Problem statement - Print the listing below in full. Alter nothing.

Data supplied -
****************************************

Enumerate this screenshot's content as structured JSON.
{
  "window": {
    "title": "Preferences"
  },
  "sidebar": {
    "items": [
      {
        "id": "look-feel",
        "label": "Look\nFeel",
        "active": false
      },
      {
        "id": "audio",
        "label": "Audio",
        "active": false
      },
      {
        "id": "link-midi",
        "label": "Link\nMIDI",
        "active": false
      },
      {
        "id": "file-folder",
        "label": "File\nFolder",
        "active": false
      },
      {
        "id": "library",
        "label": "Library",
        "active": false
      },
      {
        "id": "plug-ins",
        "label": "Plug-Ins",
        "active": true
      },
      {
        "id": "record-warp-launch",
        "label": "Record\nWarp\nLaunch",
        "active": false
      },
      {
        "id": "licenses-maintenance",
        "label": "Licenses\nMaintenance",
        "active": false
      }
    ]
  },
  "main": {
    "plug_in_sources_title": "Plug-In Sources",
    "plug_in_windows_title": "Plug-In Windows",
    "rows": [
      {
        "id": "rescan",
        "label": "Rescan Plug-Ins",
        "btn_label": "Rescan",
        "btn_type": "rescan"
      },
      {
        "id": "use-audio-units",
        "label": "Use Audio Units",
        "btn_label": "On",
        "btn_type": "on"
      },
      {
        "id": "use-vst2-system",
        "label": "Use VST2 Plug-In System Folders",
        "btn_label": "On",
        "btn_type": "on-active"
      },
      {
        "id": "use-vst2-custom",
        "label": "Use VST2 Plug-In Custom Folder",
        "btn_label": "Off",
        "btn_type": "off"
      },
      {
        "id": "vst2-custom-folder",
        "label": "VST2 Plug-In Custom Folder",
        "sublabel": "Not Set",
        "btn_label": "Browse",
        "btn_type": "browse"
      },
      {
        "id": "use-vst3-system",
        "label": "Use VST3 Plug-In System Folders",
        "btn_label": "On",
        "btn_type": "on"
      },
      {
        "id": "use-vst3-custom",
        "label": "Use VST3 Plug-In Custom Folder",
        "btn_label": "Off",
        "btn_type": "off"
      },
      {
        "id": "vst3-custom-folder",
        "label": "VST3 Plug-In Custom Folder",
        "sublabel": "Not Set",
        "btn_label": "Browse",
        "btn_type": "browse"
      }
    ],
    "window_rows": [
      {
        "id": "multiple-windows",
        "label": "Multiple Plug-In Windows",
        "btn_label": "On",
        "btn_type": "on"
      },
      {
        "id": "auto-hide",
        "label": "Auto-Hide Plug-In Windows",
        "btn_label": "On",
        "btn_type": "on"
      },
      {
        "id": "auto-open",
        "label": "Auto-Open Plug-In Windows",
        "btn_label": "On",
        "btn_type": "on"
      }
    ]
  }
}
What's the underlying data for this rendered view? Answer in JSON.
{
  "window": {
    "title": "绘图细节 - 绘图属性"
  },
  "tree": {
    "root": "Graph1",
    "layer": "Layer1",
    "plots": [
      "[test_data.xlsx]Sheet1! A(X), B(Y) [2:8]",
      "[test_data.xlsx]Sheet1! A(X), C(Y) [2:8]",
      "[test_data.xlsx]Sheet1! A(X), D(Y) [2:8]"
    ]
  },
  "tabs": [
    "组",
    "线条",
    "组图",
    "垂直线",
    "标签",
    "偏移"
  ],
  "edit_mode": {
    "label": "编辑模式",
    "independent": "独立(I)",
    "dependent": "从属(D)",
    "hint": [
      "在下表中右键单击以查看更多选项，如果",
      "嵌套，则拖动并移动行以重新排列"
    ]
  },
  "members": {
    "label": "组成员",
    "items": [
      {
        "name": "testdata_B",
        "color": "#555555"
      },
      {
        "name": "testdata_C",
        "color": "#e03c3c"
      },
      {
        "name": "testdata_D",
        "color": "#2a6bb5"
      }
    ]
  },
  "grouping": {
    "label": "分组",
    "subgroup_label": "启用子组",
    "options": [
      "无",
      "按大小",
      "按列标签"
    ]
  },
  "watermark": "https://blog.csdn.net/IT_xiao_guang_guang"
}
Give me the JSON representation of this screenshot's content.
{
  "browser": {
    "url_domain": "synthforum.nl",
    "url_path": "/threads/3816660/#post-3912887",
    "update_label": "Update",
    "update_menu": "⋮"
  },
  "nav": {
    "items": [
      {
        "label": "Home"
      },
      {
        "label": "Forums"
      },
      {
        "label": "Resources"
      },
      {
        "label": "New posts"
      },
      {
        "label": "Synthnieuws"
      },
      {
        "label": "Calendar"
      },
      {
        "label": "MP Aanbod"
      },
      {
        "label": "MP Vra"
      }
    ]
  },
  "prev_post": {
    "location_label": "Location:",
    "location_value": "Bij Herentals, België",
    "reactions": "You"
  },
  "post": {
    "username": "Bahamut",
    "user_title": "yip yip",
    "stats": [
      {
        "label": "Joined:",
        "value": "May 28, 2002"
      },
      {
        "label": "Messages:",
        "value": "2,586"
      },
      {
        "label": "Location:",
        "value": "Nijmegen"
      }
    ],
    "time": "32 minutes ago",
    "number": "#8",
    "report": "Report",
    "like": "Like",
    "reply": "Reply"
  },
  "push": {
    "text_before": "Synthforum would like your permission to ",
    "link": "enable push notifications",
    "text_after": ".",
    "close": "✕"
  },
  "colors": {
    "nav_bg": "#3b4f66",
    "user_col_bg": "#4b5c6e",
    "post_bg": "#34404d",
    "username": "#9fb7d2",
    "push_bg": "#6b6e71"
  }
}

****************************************

Answer -
Enumerate this screenshot's content as structured JSON.
{
  "window": {
    "title": "Preferences"
  },
  "sidebar": {
    "items": [
      {
        "id": "look-feel",
        "label": "Look\nFeel",
        "active": false
      },
      {
        "id": "audio",
        "label": "Audio",
        "active": false
      },
      {
        "id": "link-midi",
        "label": "Link\nMIDI",
        "active": false
      },
      {
        "id": "file-folder",
        "label": "File\nFolder",
        "active": false
      },
      {
        "id": "library",
        "label": "Library",
        "active": false
      },
      {
        "id": "plug-ins",
        "label": "Plug-Ins",
        "active": true
      },
      {
        "id": "record-warp-launch",
        "label": "Record\nWarp\nLaunch",
        "active": false
      },
      {
        "id": "licenses-maintenance",
        "label": "Licenses\nMaintenance",
        "active": false
      }
    ]
  },
  "main": {
    "plug_in_sources_title": "Plug-In Sources",
    "plug_in_windows_title": "Plug-In Windows",
    "rows": [
      {
        "id": "rescan",
        "label": "Rescan Plug-Ins",
        "btn_label": "Rescan",
        "btn_type": "rescan"
      },
      {
        "id": "use-audio-units",
        "label": "Use Audio Units",
        "btn_label": "On",
        "btn_type": "on"
      },
      {
        "id": "use-vst2-system",
        "label": "Use VST2 Plug-In System Folders",
        "btn_label": "On",
        "btn_type": "on-active"
      },
      {
        "id": "use-vst2-custom",
        "label": "Use VST2 Plug-In Custom Folder",
        "btn_label": "Off",
        "btn_type": "off"
      },
      {
        "id": "vst2-custom-folder",
        "label": "VST2 Plug-In Custom Folder",
        "sublabel": "Not Set",
        "btn_label": "Browse",
        "btn_type": "browse"
      },
      {
        "id": "use-vst3-system",
        "label": "Use VST3 Plug-In System Folders",
        "btn_label": "On",
        "btn_type": "on"
      },
      {
        "id": "use-vst3-custom",
        "label": "Use VST3 Plug-In Custom Folder",
        "btn_label": "Off",
        "btn_type": "off"
      },
      {
        "id": "vst3-custom-folder",
        "label": "VST3 Plug-In Custom Folder",
        "sublabel": "Not Set",
        "btn_label": "Browse",
        "btn_type": "browse"
      }
    ],
    "window_rows": [
      {
        "id": "multiple-windows",
        "label": "Multiple Plug-In Windows",
        "btn_label": "On",
        "btn_type": "on"
      },
      {
        "id": "auto-hide",
        "label": "Auto-Hide Plug-In Windows",
        "btn_label": "On",
        "btn_type": "on"
      },
      {
        "id": "auto-open",
        "label": "Auto-Open Plug-In Windows",
        "btn_label": "On",
        "btn_type": "on"
      }
    ]
  }
}
What's the underlying data for this rendered view? Answer in JSON.
{
  "window": {
    "title": "绘图细节 - 绘图属性"
  },
  "tree": {
    "root": "Graph1",
    "layer": "Layer1",
    "plots": [
      "[test_data.xlsx]Sheet1! A(X), B(Y) [2:8]",
      "[test_data.xlsx]Sheet1! A(X), C(Y) [2:8]",
      "[test_data.xlsx]Sheet1! A(X), D(Y) [2:8]"
    ]
  },
  "tabs": [
    "组",
    "线条",
    "组图",
    "垂直线",
    "标签",
    "偏移"
  ],
  "edit_mode": {
    "label": "编辑模式",
    "independent": "独立(I)",
    "dependent": "从属(D)",
    "hint": [
      "在下表中右键单击以查看更多选项，如果",
      "嵌套，则拖动并移动行以重新排列"
    ]
  },
  "members": {
    "label": "组成员",
    "items": [
      {
        "name": "testdata_B",
        "color": "#555555"
      },
      {
        "name": "testdata_C",
        "color": "#e03c3c"
      },
      {
        "name": "testdata_D",
        "color": "#2a6bb5"
      }
    ]
  },
  "grouping": {
    "label": "分组",
    "subgroup_label": "启用子组",
    "options": [
      "无",
      "按大小",
      "按列标签"
    ]
  },
  "watermark": "https://blog.csdn.net/IT_xiao_guang_guang"
}
Give me the JSON representation of this screenshot's content.
{
  "browser": {
    "url_domain": "synthforum.nl",
    "url_path": "/threads/3816660/#post-3912887",
    "update_label": "Update",
    "update_menu": "⋮"
  },
  "nav": {
    "items": [
      {
        "label": "Home"
      },
      {
        "label": "Forums"
      },
      {
        "label": "Resources"
      },
      {
        "label": "New posts"
      },
      {
        "label": "Synthnieuws"
      },
      {
        "label": "Calendar"
      },
      {
        "label": "MP Aanbod"
      },
      {
        "label": "MP Vra"
      }
    ]
  },
  "prev_post": {
    "location_label": "Location:",
    "location_value": "Bij Herentals, België",
    "reactions": "You"
  },
  "post": {
    "username": "Bahamut",
    "user_title": "yip yip",
    "stats": [
      {
        "label": "Joined:",
        "value": "May 28, 2002"
      },
      {
        "label": "Messages:",
        "value": "2,586"
      },
      {
        "label": "Location:",
        "value": "Nijmegen"
      }
    ],
    "time": "32 minutes ago",
    "number": "#8",
    "report": "Report",
    "like": "Like",
    "reply": "Reply"
  },
  "push": {
    "text_before": "Synthforum would like your permission to ",
    "link": "enable push notifications",
    "text_after": ".",
    "close": "✕"
  },
  "colors": {
    "nav_bg": "#3b4f66",
    "user_col_bg": "#4b5c6e",
    "post_bg": "#34404d",
    "username": "#9fb7d2",
    "push_bg": "#6b6e71"
  }
}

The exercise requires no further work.